■ **Records**:
_ _ _

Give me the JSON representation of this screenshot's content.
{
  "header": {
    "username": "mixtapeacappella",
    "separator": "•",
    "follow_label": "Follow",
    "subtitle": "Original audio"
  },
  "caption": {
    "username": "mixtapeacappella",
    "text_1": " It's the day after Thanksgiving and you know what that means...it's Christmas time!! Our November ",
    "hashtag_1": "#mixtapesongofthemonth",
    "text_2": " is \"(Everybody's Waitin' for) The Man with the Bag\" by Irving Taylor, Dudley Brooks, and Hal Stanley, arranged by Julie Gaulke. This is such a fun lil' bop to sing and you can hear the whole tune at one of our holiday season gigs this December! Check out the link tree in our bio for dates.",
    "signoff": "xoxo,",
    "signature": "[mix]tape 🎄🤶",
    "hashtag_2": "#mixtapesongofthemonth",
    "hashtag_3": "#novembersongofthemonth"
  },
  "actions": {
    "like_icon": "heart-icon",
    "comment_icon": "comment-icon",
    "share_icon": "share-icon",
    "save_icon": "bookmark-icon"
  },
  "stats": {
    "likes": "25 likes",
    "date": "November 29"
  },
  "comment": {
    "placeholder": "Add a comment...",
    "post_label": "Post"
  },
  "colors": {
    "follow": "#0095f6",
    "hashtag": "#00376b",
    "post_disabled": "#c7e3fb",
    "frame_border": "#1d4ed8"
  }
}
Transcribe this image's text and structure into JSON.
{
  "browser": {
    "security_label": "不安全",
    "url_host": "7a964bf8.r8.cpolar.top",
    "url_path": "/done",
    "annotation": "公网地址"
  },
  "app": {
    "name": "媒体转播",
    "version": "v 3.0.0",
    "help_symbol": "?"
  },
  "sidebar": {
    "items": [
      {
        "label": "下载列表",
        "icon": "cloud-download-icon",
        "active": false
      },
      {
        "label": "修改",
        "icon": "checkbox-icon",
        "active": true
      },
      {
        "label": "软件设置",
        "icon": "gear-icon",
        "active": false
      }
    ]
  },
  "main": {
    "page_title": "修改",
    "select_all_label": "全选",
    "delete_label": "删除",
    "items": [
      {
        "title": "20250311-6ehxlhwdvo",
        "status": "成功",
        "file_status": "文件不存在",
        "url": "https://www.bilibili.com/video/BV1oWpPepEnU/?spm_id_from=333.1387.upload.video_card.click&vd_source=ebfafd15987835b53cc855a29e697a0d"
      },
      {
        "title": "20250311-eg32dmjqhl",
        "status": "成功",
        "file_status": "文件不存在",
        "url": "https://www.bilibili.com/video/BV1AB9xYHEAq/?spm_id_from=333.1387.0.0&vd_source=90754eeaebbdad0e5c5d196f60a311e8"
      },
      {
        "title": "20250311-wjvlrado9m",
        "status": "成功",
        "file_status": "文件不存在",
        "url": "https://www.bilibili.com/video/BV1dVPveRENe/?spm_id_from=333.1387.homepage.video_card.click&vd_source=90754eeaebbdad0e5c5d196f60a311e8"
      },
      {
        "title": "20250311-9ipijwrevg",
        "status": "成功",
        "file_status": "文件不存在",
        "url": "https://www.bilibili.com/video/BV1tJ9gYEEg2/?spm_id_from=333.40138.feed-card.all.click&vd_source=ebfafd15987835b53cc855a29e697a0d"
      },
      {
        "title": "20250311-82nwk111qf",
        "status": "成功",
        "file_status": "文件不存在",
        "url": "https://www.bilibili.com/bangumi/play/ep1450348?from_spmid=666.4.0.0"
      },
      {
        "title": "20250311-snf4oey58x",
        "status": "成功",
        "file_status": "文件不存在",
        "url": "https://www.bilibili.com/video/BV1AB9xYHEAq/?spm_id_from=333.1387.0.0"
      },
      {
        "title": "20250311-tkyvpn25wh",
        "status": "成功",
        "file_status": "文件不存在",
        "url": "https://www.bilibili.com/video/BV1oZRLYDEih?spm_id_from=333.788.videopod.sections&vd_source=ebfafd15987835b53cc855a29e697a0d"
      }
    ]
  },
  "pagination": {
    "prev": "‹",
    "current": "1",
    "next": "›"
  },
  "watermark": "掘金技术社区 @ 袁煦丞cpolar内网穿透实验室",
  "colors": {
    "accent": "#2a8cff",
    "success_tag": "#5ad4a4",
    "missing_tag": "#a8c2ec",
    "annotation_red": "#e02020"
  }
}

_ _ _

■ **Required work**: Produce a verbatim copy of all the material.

■ **Solved problem**:
Give me the JSON representation of this screenshot's content.
{
  "header": {
    "username": "mixtapeacappella",
    "separator": "•",
    "follow_label": "Follow",
    "subtitle": "Original audio"
  },
  "caption": {
    "username": "mixtapeacappella",
    "text_1": " It's the day after Thanksgiving and you know what that means...it's Christmas time!! Our November ",
    "hashtag_1": "#mixtapesongofthemonth",
    "text_2": " is \"(Everybody's Waitin' for) The Man with the Bag\" by Irving Taylor, Dudley Brooks, and Hal Stanley, arranged by Julie Gaulke. This is such a fun lil' bop to sing and you can hear the whole tune at one of our holiday season gigs this December! Check out the link tree in our bio for dates.",
    "signoff": "xoxo,",
    "signature": "[mix]tape 🎄🤶",
    "hashtag_2": "#mixtapesongofthemonth",
    "hashtag_3": "#novembersongofthemonth"
  },
  "actions": {
    "like_icon": "heart-icon",
    "comment_icon": "comment-icon",
    "share_icon": "share-icon",
    "save_icon": "bookmark-icon"
  },
  "stats": {
    "likes": "25 likes",
    "date": "November 29"
  },
  "comment": {
    "placeholder": "Add a comment...",
    "post_label": "Post"
  },
  "colors": {
    "follow": "#0095f6",
    "hashtag": "#00376b",
    "post_disabled": "#c7e3fb",
    "frame_border": "#1d4ed8"
  }
}
Transcribe this image's text and structure into JSON.
{
  "browser": {
    "security_label": "不安全",
    "url_host": "7a964bf8.r8.cpolar.top",
    "url_path": "/done",
    "annotation": "公网地址"
  },
  "app": {
    "name": "媒体转播",
    "version": "v 3.0.0",
    "help_symbol": "?"
  },
  "sidebar": {
    "items": [
      {
        "label": "下载列表",
        "icon": "cloud-download-icon",
        "active": false
      },
      {
        "label": "修改",
        "icon": "checkbox-icon",
        "active": true
      },
      {
        "label": "软件设置",
        "icon": "gear-icon",
        "active": false
      }
    ]
  },
  "main": {
    "page_title": "修改",
    "select_all_label": "全选",
    "delete_label": "删除",
    "items": [
      {
        "title": "20250311-6ehxlhwdvo",
        "status": "成功",
        "file_status": "文件不存在",
        "url": "https://www.bilibili.com/video/BV1oWpPepEnU/?spm_id_from=333.1387.upload.video_card.click&vd_source=ebfafd15987835b53cc855a29e697a0d"
      },
      {
        "title": "20250311-eg32dmjqhl",
        "status": "成功",
        "file_status": "文件不存在",
        "url": "https://www.bilibili.com/video/BV1AB9xYHEAq/?spm_id_from=333.1387.0.0&vd_source=90754eeaebbdad0e5c5d196f60a311e8"
      },
      {
        "title": "20250311-wjvlrado9m",
        "status": "成功",
        "file_status": "文件不存在",
        "url": "https://www.bilibili.com/video/BV1dVPveRENe/?spm_id_from=333.1387.homepage.video_card.click&vd_source=90754eeaebbdad0e5c5d196f60a311e8"
      },
      {
        "title": "20250311-9ipijwrevg",
        "status": "成功",
        "file_status": "文件不存在",
        "url": "https://www.bilibili.com/video/BV1tJ9gYEEg2/?spm_id_from=333.40138.feed-card.all.click&vd_source=ebfafd15987835b53cc855a29e697a0d"
      },
      {
        "title": "20250311-82nwk111qf",
        "status": "成功",
        "file_status": "文件不存在",
        "url": "https://www.bilibili.com/bangumi/play/ep1450348?from_spmid=666.4.0.0"
      },
      {
        "title": "20250311-snf4oey58x",
        "status": "成功",
        "file_status": "文件不存在",
        "url": "https://www.bilibili.com/video/BV1AB9xYHEAq/?spm_id_from=333.1387.0.0"
      },
      {
        "title": "20250311-tkyvpn25wh",
        "status": "成功",
        "file_status": "文件不存在",
        "url": "https://www.bilibili.com/video/BV1oZRLYDEih?spm_id_from=333.788.videopod.sections&vd_source=ebfafd15987835b53cc855a29e697a0d"
      }
    ]
  },
  "pagination": {
    "prev": "‹",
    "current": "1",
    "next": "›"
  },
  "watermark": "掘金技术社区 @ 袁煦丞cpolar内网穿透实验室",
  "colors": {
    "accent": "#2a8cff",
    "success_tag": "#5ad4a4",
    "missing_tag": "#a8c2ec",
    "annotation_red": "#e02020"
  }
}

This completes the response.